(Records from a data source)

Start of Block

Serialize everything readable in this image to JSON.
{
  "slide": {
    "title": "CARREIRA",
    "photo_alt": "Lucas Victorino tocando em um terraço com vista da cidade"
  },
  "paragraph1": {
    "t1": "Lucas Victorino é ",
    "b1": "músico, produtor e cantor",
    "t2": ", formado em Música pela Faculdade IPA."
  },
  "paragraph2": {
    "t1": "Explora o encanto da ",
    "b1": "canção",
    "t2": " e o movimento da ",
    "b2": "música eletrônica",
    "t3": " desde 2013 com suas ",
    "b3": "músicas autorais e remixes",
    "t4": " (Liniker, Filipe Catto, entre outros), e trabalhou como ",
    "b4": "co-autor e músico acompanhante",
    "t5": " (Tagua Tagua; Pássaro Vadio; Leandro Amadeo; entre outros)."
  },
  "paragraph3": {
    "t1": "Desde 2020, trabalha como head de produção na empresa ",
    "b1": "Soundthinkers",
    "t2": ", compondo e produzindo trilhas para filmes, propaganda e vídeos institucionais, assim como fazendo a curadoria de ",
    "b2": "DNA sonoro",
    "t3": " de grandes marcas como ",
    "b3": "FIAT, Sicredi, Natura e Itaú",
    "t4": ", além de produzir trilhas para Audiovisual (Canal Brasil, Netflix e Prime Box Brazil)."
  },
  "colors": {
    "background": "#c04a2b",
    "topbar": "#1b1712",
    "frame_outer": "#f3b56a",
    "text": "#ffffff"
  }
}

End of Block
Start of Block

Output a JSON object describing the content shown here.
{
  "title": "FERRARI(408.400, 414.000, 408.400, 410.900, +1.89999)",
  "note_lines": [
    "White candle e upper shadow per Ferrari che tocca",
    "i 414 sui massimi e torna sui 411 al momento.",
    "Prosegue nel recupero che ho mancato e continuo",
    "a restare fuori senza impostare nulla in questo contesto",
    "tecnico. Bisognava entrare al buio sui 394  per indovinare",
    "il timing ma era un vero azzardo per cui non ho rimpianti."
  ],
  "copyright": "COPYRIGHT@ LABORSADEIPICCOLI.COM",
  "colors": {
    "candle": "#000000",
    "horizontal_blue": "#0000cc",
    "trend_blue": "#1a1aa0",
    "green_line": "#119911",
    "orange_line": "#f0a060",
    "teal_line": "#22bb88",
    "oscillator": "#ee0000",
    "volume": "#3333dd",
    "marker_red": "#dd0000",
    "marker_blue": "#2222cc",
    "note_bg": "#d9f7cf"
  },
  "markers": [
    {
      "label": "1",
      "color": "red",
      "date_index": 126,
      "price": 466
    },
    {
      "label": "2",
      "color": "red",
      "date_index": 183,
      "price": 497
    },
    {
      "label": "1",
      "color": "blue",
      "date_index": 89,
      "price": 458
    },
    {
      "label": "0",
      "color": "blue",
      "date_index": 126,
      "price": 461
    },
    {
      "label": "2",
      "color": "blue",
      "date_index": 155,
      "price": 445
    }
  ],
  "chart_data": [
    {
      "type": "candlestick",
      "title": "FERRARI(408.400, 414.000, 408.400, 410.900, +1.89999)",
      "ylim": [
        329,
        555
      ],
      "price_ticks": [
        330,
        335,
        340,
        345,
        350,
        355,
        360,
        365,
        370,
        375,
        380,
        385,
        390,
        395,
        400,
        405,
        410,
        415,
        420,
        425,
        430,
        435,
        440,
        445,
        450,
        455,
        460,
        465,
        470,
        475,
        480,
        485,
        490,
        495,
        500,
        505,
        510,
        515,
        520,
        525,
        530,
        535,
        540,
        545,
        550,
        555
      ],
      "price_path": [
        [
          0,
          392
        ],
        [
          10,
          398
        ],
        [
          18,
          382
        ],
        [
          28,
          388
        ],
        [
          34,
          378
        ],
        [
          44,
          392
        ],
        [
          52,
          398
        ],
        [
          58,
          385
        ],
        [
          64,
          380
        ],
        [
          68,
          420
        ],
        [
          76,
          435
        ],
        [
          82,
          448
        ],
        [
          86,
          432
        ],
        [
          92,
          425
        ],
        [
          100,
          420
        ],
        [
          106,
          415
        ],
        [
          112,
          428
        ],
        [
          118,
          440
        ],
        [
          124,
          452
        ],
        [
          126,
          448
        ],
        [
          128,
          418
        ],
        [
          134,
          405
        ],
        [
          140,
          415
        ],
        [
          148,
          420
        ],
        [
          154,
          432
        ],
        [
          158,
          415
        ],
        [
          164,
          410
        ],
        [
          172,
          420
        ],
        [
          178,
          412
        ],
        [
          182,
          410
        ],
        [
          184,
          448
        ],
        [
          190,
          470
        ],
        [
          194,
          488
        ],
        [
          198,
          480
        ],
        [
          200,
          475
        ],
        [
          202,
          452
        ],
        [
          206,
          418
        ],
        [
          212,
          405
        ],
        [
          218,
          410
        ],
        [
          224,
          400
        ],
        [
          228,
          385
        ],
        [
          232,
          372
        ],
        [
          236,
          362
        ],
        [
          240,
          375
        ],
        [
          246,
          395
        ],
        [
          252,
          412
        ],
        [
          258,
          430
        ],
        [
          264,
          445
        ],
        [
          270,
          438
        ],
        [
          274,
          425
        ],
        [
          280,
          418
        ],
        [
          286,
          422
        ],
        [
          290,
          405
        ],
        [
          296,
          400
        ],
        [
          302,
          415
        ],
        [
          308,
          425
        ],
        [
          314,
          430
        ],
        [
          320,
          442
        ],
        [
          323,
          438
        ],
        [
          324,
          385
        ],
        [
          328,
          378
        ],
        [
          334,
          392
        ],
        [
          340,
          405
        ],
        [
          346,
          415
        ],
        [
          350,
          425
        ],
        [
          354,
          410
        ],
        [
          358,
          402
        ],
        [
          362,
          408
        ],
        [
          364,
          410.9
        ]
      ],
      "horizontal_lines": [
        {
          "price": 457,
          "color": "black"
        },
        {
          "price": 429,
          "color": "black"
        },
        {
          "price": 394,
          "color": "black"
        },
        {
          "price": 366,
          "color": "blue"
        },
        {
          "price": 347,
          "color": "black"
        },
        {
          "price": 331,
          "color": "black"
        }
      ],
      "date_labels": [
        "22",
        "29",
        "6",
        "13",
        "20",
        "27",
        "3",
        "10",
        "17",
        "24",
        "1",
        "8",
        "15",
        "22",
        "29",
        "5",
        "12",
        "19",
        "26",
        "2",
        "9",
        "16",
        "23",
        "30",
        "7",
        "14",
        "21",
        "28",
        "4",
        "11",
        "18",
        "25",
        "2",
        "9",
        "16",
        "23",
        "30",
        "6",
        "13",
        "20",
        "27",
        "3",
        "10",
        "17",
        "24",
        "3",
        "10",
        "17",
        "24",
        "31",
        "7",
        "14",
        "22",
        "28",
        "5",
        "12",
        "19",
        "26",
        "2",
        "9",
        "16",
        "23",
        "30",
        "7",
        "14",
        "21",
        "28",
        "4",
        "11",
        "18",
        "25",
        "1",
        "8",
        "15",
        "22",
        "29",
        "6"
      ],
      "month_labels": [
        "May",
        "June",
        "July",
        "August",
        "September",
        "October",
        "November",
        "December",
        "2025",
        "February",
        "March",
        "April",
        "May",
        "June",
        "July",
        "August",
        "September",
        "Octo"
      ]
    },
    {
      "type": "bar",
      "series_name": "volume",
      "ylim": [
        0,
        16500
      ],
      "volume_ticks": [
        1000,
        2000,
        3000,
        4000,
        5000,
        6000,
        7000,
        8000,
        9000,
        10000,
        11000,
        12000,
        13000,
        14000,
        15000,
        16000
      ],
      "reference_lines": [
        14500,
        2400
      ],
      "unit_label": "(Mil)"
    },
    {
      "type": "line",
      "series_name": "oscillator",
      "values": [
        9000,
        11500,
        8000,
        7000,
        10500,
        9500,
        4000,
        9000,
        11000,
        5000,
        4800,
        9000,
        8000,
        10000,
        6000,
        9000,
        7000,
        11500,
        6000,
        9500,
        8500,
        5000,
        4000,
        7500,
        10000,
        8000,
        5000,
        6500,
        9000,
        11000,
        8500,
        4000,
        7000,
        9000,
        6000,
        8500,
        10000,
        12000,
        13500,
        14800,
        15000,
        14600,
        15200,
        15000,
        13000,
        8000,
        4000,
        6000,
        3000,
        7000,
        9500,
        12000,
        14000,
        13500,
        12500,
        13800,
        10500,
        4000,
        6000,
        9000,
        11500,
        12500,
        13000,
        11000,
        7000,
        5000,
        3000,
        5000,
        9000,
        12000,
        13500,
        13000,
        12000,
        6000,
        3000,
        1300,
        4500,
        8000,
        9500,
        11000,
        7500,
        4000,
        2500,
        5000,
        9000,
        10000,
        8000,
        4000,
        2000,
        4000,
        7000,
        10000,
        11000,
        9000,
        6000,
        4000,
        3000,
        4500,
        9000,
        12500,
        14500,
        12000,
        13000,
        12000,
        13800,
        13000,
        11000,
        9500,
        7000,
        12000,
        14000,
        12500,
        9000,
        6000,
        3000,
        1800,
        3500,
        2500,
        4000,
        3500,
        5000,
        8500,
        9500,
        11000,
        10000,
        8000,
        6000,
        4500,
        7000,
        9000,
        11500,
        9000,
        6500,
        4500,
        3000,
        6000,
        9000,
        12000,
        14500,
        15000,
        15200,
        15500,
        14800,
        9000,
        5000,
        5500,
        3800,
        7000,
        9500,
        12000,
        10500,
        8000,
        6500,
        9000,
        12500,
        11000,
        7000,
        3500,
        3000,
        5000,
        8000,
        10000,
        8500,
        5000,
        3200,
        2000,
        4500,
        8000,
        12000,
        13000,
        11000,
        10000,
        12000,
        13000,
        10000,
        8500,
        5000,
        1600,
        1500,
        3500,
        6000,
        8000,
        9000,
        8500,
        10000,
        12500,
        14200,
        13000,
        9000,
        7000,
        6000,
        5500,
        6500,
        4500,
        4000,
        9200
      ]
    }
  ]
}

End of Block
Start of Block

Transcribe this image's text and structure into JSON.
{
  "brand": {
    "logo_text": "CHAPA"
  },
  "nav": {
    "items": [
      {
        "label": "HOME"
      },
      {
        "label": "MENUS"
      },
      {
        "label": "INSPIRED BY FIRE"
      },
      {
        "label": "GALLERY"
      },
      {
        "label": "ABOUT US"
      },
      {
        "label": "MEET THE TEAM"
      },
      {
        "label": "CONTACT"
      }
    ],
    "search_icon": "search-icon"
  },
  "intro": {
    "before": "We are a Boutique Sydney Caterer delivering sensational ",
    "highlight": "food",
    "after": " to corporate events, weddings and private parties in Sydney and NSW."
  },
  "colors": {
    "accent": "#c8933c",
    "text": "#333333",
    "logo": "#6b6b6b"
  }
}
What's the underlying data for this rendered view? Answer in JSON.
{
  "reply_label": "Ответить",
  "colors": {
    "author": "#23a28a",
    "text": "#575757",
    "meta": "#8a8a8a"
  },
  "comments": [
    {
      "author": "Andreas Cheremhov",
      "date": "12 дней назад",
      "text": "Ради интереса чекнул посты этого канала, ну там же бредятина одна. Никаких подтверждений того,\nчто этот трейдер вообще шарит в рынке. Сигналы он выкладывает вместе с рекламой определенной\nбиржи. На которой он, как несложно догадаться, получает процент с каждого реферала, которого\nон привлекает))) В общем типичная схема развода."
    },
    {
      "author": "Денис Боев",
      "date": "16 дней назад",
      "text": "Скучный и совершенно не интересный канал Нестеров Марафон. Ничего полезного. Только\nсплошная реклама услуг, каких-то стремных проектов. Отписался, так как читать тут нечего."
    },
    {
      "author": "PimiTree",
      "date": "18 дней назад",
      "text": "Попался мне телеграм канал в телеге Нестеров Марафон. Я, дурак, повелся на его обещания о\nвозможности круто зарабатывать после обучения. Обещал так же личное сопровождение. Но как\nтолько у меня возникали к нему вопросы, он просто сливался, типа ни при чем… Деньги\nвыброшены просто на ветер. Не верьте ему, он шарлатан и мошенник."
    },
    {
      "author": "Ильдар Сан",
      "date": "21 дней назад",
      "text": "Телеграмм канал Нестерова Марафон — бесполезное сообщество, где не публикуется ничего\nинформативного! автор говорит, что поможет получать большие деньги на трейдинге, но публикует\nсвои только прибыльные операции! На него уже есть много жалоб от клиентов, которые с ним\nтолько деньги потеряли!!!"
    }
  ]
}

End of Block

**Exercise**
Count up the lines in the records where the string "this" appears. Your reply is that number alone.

**Task result**
3